> Your goal: Set down all of the data exactly. Pictures stay out of the copy.

== Stored data ==

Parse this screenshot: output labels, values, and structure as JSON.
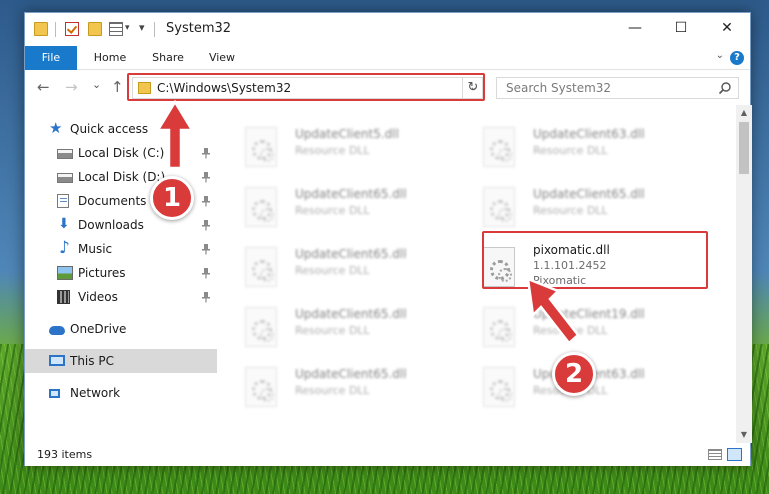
{
  "window": {
    "title": "System32",
    "minimize": "—",
    "maximize": "☐",
    "close": "✕"
  },
  "ribbon": {
    "tabs": [
      "File",
      "Home",
      "Share",
      "View"
    ],
    "help": "?"
  },
  "navbar": {
    "back": "←",
    "forward": "→",
    "recent": "⌄",
    "up": "↑",
    "address": "C:\\Windows\\System32",
    "refresh": "↻",
    "search_placeholder": "Search System32"
  },
  "sidebar": {
    "items": [
      {
        "label": "Quick access",
        "icon": "star-icon",
        "pinned": false,
        "selected": false
      },
      {
        "label": "Local Disk (C:)",
        "icon": "drive-icon",
        "pinned": true,
        "selected": false
      },
      {
        "label": "Local Disk (D:)",
        "icon": "drive-icon",
        "pinned": true,
        "selected": false
      },
      {
        "label": "Documents",
        "icon": "documents-icon",
        "pinned": true,
        "selected": false
      },
      {
        "label": "Downloads",
        "icon": "downloads-icon",
        "pinned": true,
        "selected": false
      },
      {
        "label": "Music",
        "icon": "music-icon",
        "pinned": true,
        "selected": false
      },
      {
        "label": "Pictures",
        "icon": "pictures-icon",
        "pinned": true,
        "selected": false
      },
      {
        "label": "Videos",
        "icon": "videos-icon",
        "pinned": true,
        "selected": false
      },
      {
        "label": "OneDrive",
        "icon": "onedrive-icon",
        "pinned": false,
        "selected": false
      },
      {
        "label": "This PC",
        "icon": "this-pc-icon",
        "pinned": false,
        "selected": true
      },
      {
        "label": "Network",
        "icon": "network-icon",
        "pinned": false,
        "selected": false
      }
    ]
  },
  "files": [
    {
      "name": "UpdateClient5.dll",
      "desc": "Resource DLL",
      "blurred": true
    },
    {
      "name": "UpdateClient63.dll",
      "desc": "Resource DLL",
      "blurred": true
    },
    {
      "name": "UpdateClient65.dll",
      "desc": "Resource DLL",
      "blurred": true
    },
    {
      "name": "UpdateClient65.dll",
      "desc": "Resource DLL",
      "blurred": true
    },
    {
      "name": "UpdateClient65.dll",
      "desc": "Resource DLL",
      "blurred": true
    },
    {
      "name": "pixomatic.dll",
      "version": "1.1.101.2452",
      "desc": "Pixomatic",
      "blurred": false
    },
    {
      "name": "UpdateClient65.dll",
      "desc": "Resource DLL",
      "blurred": true
    },
    {
      "name": "UpdateClient19.dll",
      "desc": "Resource DLL",
      "blurred": true
    },
    {
      "name": "UpdateClient65.dll",
      "desc": "Resource DLL",
      "blurred": true
    },
    {
      "name": "UpdateClient63.dll",
      "desc": "Resource DLL",
      "blurred": true
    }
  ],
  "status": {
    "item_count": "193 items"
  },
  "callouts": [
    "1",
    "2"
  ],
  "colors": {
    "accent": "#1979ca",
    "highlight": "#d93a3a",
    "selected_nav": "#d9d9d9"
  }
}
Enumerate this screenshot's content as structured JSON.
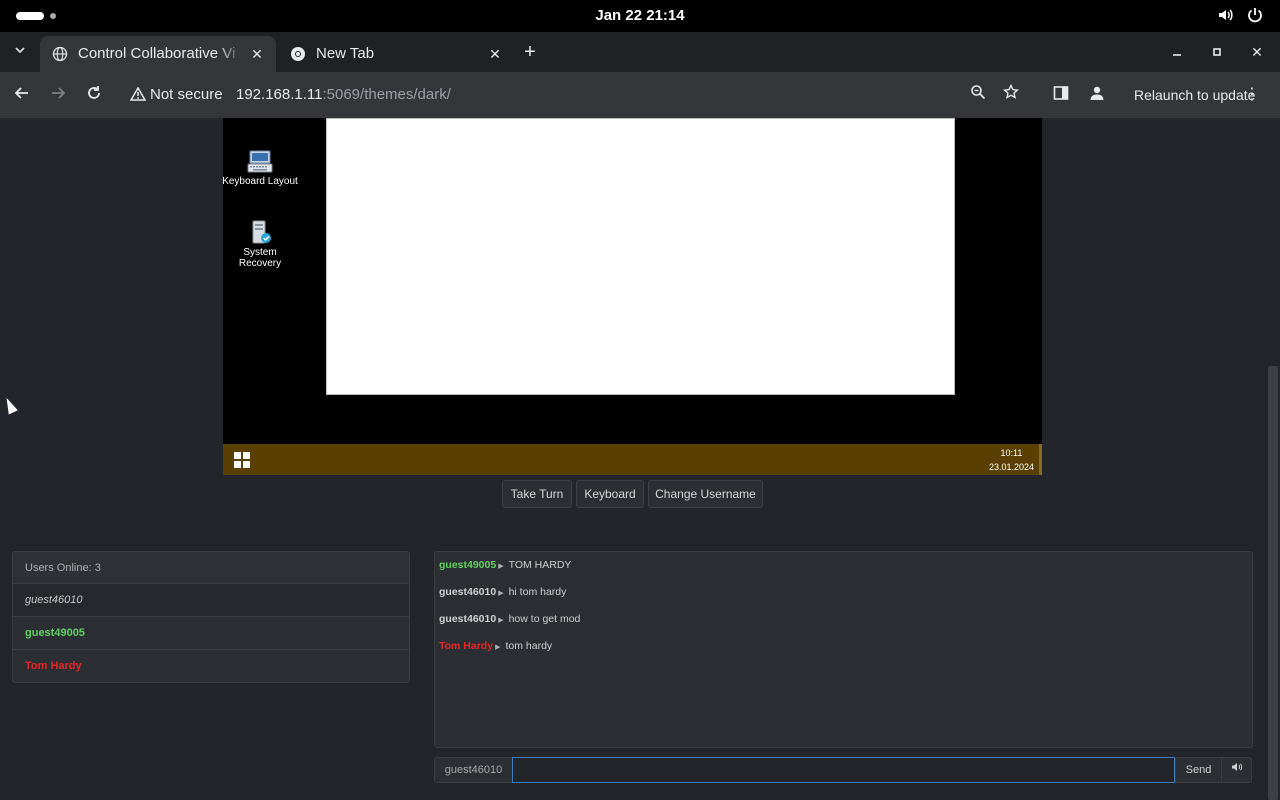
{
  "system_bar": {
    "clock": "Jan 22  21:14",
    "icons": [
      "volume-icon",
      "power-icon"
    ]
  },
  "browser": {
    "tabs": [
      {
        "title": "Control Collaborative Vi",
        "active": true,
        "favicon": "globe-icon"
      },
      {
        "title": "New Tab",
        "active": false,
        "favicon": "chrome-icon"
      }
    ],
    "address": {
      "security_label": "Not secure",
      "host": "192.168.1.11",
      "path": ":5069/themes/dark/"
    },
    "relaunch_label": "Relaunch to update"
  },
  "vm": {
    "desktop_icons": [
      {
        "label": "Keyboard Layout",
        "icon": "keyboard-icon"
      },
      {
        "label": "System Recovery",
        "icon": "recovery-icon"
      }
    ],
    "taskbar": {
      "time": "10:11",
      "date": "23.01.2024",
      "color": "#5a3f02"
    }
  },
  "controls": {
    "take_turn": "Take Turn",
    "keyboard": "Keyboard",
    "change_username": "Change Username"
  },
  "users": {
    "header": "Users Online: 3",
    "list": [
      {
        "name": "guest46010",
        "style": "me"
      },
      {
        "name": "guest49005",
        "style": "green"
      },
      {
        "name": "Tom Hardy",
        "style": "red"
      }
    ]
  },
  "chat": {
    "messages": [
      {
        "user": "guest49005",
        "text": "TOM HARDY",
        "color": "#5fd35f"
      },
      {
        "user": "guest46010",
        "text": "hi tom hardy",
        "color": "#d0d0d0"
      },
      {
        "user": "guest46010",
        "text": "how to get mod",
        "color": "#d0d0d0"
      },
      {
        "user": "Tom Hardy",
        "text": "tom hardy",
        "color": "#e82727"
      }
    ],
    "username": "guest46010",
    "input_value": "",
    "send_label": "Send",
    "volume_icon": "speaker-icon"
  }
}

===

> Finished exercise:
Parse this screenshot: output labels, values, and structure as JSON.
{
  "window": {
    "title": "System32",
    "minimize": "—",
    "maximize": "☐",
    "close": "✕"
  },
  "ribbon": {
    "tabs": [
      "File",
      "Home",
      "Share",
      "View"
    ],
    "help": "?"
  },
  "navbar": {
    "back": "←",
    "forward": "→",
    "recent": "⌄",
    "up": "↑",
    "address": "C:\\Windows\\System32",
    "refresh": "↻",
    "search_placeholder": "Search System32"
  },
  "sidebar": {
    "items": [
      {
        "label": "Quick access",
        "icon": "star-icon",
        "pinned": false,
        "selected": false
      },
      {
        "label": "Local Disk (C:)",
        "icon": "drive-icon",
        "pinned": true,
        "selected": false
      },
      {
        "label": "Local Disk (D:)",
        "icon": "drive-icon",
        "pinned": true,
        "selected": false
      },
      {
        "label": "Documents",
        "icon": "documents-icon",
        "pinned": true,
        "selected": false
      },
      {
        "label": "Downloads",
        "icon": "downloads-icon",
        "pinned": true,
        "selected": false
      },
      {
        "label": "Music",
        "icon": "music-icon",
        "pinned": true,
        "selected": false
      },
      {
        "label": "Pictures",
        "icon": "pictures-icon",
        "pinned": true,
        "selected": false
      },
      {
        "label": "Videos",
        "icon": "videos-icon",
        "pinned": true,
        "selected": false
      },
      {
        "label": "OneDrive",
        "icon": "onedrive-icon",
        "pinned": false,
        "selected": false
      },
      {
        "label": "This PC",
        "icon": "this-pc-icon",
        "pinned": false,
        "selected": true
      },
      {
        "label": "Network",
        "icon": "network-icon",
        "pinned": false,
        "selected": false
      }
    ]
  },
  "files": [
    {
      "name": "UpdateClient5.dll",
      "desc": "Resource DLL",
      "blurred": true
    },
    {
      "name": "UpdateClient63.dll",
      "desc": "Resource DLL",
      "blurred": true
    },
    {
      "name": "UpdateClient65.dll",
      "desc": "Resource DLL",
      "blurred": true
    },
    {
      "name": "UpdateClient65.dll",
      "desc": "Resource DLL",
      "blurred": true
    },
    {
      "name": "UpdateClient65.dll",
      "desc": "Resource DLL",
      "blurred": true
    },
    {
      "name": "pixomatic.dll",
      "version": "1.1.101.2452",
      "desc": "Pixomatic",
      "blurred": false
    },
    {
      "name": "UpdateClient65.dll",
      "desc": "Resource DLL",
      "blurred": true
    },
    {
      "name": "UpdateClient19.dll",
      "desc": "Resource DLL",
      "blurred": true
    },
    {
      "name": "UpdateClient65.dll",
      "desc": "Resource DLL",
      "blurred": true
    },
    {
      "name": "UpdateClient63.dll",
      "desc": "Resource DLL",
      "blurred": true
    }
  ],
  "status": {
    "item_count": "193 items"
  },
  "callouts": [
    "1",
    "2"
  ],
  "colors": {
    "accent": "#1979ca",
    "highlight": "#d93a3a",
    "selected_nav": "#d9d9d9"
  }
}
Enumerate this screenshot's content as structured JSON.
{
  "system_bar": {
    "clock": "Jan 22  21:14",
    "icons": [
      "volume-icon",
      "power-icon"
    ]
  },
  "browser": {
    "tabs": [
      {
        "title": "Control Collaborative Vi",
        "active": true,
        "favicon": "globe-icon"
      },
      {
        "title": "New Tab",
        "active": false,
        "favicon": "chrome-icon"
      }
    ],
    "address": {
      "security_label": "Not secure",
      "host": "192.168.1.11",
      "path": ":5069/themes/dark/"
    },
    "relaunch_label": "Relaunch to update"
  },
  "vm": {
    "desktop_icons": [
      {
        "label": "Keyboard Layout",
        "icon": "keyboard-icon"
      },
      {
        "label": "System Recovery",
        "icon": "recovery-icon"
      }
    ],
    "taskbar": {
      "time": "10:11",
      "date": "23.01.2024",
      "color": "#5a3f02"
    }
  },
  "controls": {
    "take_turn": "Take Turn",
    "keyboard": "Keyboard",
    "change_username": "Change Username"
  },
  "users": {
    "header": "Users Online: 3",
    "list": [
      {
        "name": "guest46010",
        "style": "me"
      },
      {
        "name": "guest49005",
        "style": "green"
      },
      {
        "name": "Tom Hardy",
        "style": "red"
      }
    ]
  },
  "chat": {
    "messages": [
      {
        "user": "guest49005",
        "text": "TOM HARDY",
        "color": "#5fd35f"
      },
      {
        "user": "guest46010",
        "text": "hi tom hardy",
        "color": "#d0d0d0"
      },
      {
        "user": "guest46010",
        "text": "how to get mod",
        "color": "#d0d0d0"
      },
      {
        "user": "Tom Hardy",
        "text": "tom hardy",
        "color": "#e82727"
      }
    ],
    "username": "guest46010",
    "input_value": "",
    "send_label": "Send",
    "volume_icon": "speaker-icon"
  }
}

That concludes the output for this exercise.